The Mazda6 is powered by a 3.7-liter V6 that delivers a healthy 272 horsepower. I liked the power level of the Mazda6. Combined with a 6-speed automatic transmission, the car is comfortable to drive with enough power in reserve to help you escape from potentially difficult situations.
There is a manual mode to the transmission as well if you want to derive a bit more performance. All that’s needed is to shift the lever to the left into “M” mode and push it forward or backward to shift. However, if you aren’t careful, you can put it into “M” accidentally and your alert is the extra noise from an engine that is revving far more than it should.
Handling is softer than one would normally expect from a car labeled “Grand Touring,” but in defense it makes for a much more comfortable ride in almost all situations. There is some minor lean in hard cornering, but it’s not a serious problem.
One of my favorite “modern” features that wasn’t available 26 years ago when we began this odyssey is pushbutton start/stop. In fact, with keyless entry and a door that recognizes the key fob in your pocket, you never need to remove the keys from your pocket.

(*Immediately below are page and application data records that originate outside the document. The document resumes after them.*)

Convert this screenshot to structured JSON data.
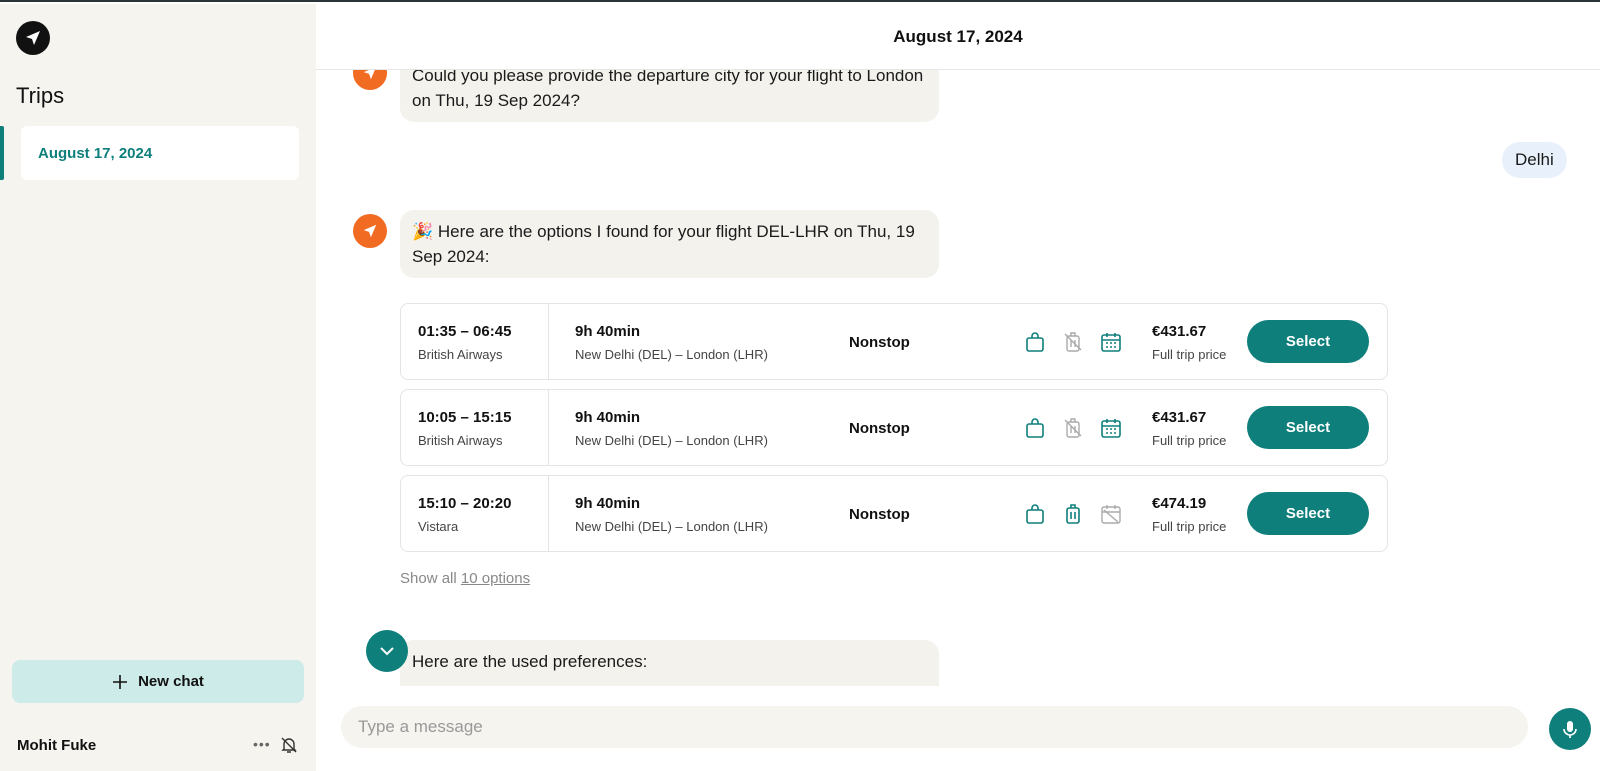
{
  "sidebar": {
    "title": "Trips",
    "trips": [
      {
        "label": "August 17, 2024",
        "active": true
      }
    ],
    "new_chat_label": "New chat",
    "user_name": "Mohit Fuke",
    "more_label": "•••"
  },
  "header": {
    "title": "August 17, 2024"
  },
  "chat": {
    "messages": {
      "assistant_1": "Could you please provide the departure city for your flight to London on Thu, 19 Sep 2024?",
      "user_1": "Delhi",
      "assistant_2": "🎉 Here are the options I found for your flight DEL-LHR on Thu, 19 Sep 2024:",
      "assistant_3": "Here are the used preferences:"
    },
    "flights": [
      {
        "times": "01:35 – 06:45",
        "airline": "British Airways",
        "duration": "9h 40min",
        "route": "New Delhi (DEL) – London (LHR)",
        "stops": "Nonstop",
        "price": "€431.67",
        "price_label": "Full trip price",
        "button": "Select",
        "bag_included": true,
        "luggage_included": false,
        "change_allowed": true
      },
      {
        "times": "10:05 – 15:15",
        "airline": "British Airways",
        "duration": "9h 40min",
        "route": "New Delhi (DEL) – London (LHR)",
        "stops": "Nonstop",
        "price": "€431.67",
        "price_label": "Full trip price",
        "button": "Select",
        "bag_included": true,
        "luggage_included": false,
        "change_allowed": true
      },
      {
        "times": "15:10 – 20:20",
        "airline": "Vistara",
        "duration": "9h 40min",
        "route": "New Delhi (DEL) – London (LHR)",
        "stops": "Nonstop",
        "price": "€474.19",
        "price_label": "Full trip price",
        "button": "Select",
        "bag_included": true,
        "luggage_included": true,
        "change_allowed": false
      }
    ],
    "show_all_prefix": "Show all",
    "show_all_link": "10 options"
  },
  "composer": {
    "placeholder": "Type a message"
  },
  "colors": {
    "accent": "#0e7f7b",
    "assistant_avatar": "#f26b23",
    "sidebar_bg": "#f6f4ef",
    "user_bubble": "#e8f1fb"
  }
}
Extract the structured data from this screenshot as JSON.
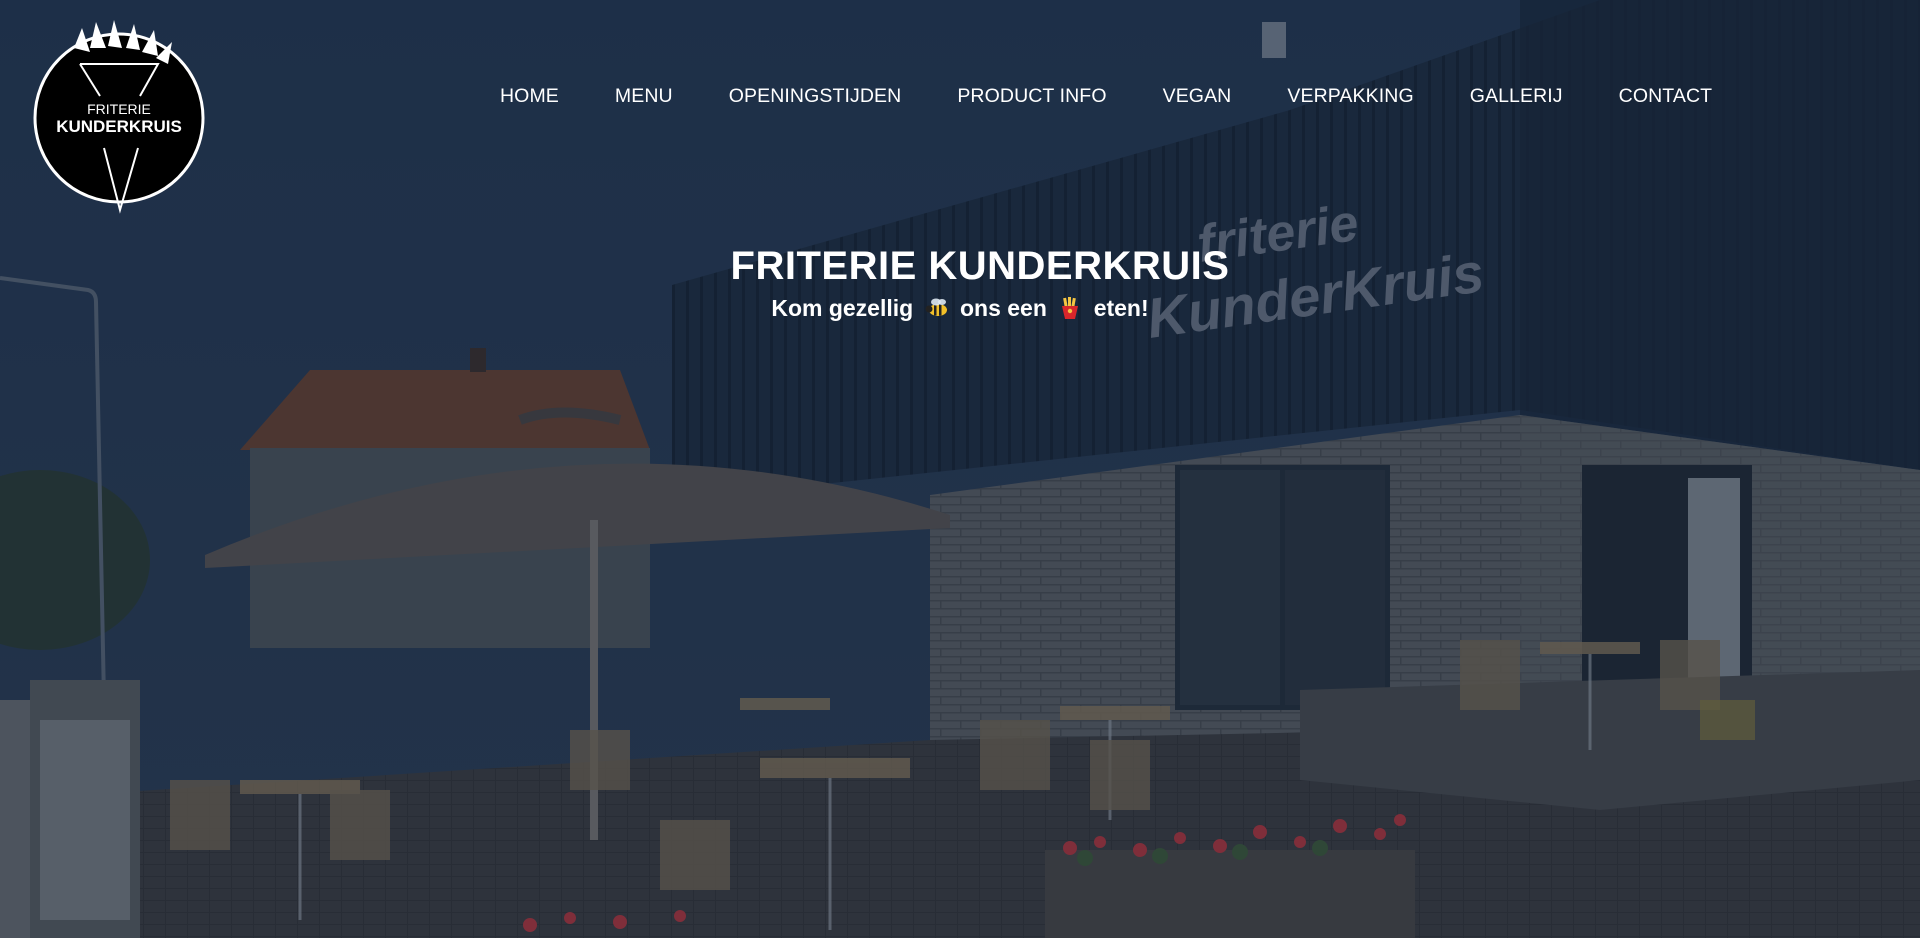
{
  "site": {
    "logo_top_text": "FRITERIE",
    "logo_bottom_text": "KUNDERKRUIS"
  },
  "nav": {
    "items": [
      {
        "label": "HOME"
      },
      {
        "label": "MENU"
      },
      {
        "label": "OPENINGSTIJDEN"
      },
      {
        "label": "PRODUCT INFO"
      },
      {
        "label": "VEGAN"
      },
      {
        "label": "VERPAKKING"
      },
      {
        "label": "GALLERIJ"
      },
      {
        "label": "CONTACT"
      }
    ]
  },
  "hero": {
    "title": "FRITERIE KUNDERKRUIS",
    "tagline_part1": "Kom gezellig",
    "tagline_part2": "ons een",
    "tagline_part3": "eten!",
    "emoji_1": "bee-icon",
    "emoji_2": "fries-icon",
    "building_sign_line1": "friterie",
    "building_sign_line2": "KunderKruis"
  },
  "colors": {
    "overlay": "#14243c",
    "text": "#ffffff",
    "sky": "#2a3a52",
    "building": "#1d2b3f"
  }
}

The front seats don’t offer a lot of side support, but they are comfortable. They’re also heated and, combined with an excellent HVAS system that warms the car quickly, there’s no need to be uncomfortable for long in the car.
Rear seats have excellent leg and knee room. The rear seats also fold flat to increase trunk capacity. The seat back releases are located in the trunk itself, which makes actuating them less of a problem that if they were located somewhere in the interior. The cargo area created with the seat backs down has a flat floor, which adds to the practicality. The rear seats have a unique LATCH system to connect child seats. They’re a bear to unlatch, though.
Three of the doors have assist handles. When I questioned a designer once about having three, rather than four, assist handles, he responded by saying the driver has the wheel to help gain entry to the car. I’m not a fan of adding extra stress to the steering column, but since modern steering columns really don’t move the gears in steering, that’s not a serious problem.
Up front there is a pair of cupholders, with bottle holders in the doors. There’s a two-level console with the AUX input in the deep lower section. All the door pulls have bottoms, so passengers have a place to stow their cell phones.
Instruments consist of two large nacelles for the tachometer and speedometer, with two smaller ones for the fuel level and water temperature gauges. There’s a large navigation/audio screen in the center that opens to reveal the CD changer.
Once you get past the styling, which is at the top end of the mid-size segment – it just resembles too much some of the competition – you’ll definitely fall in like with the Mazda6, and there’s a good chance you may fall in love with it.
© 2009 The Auto Page Syndicate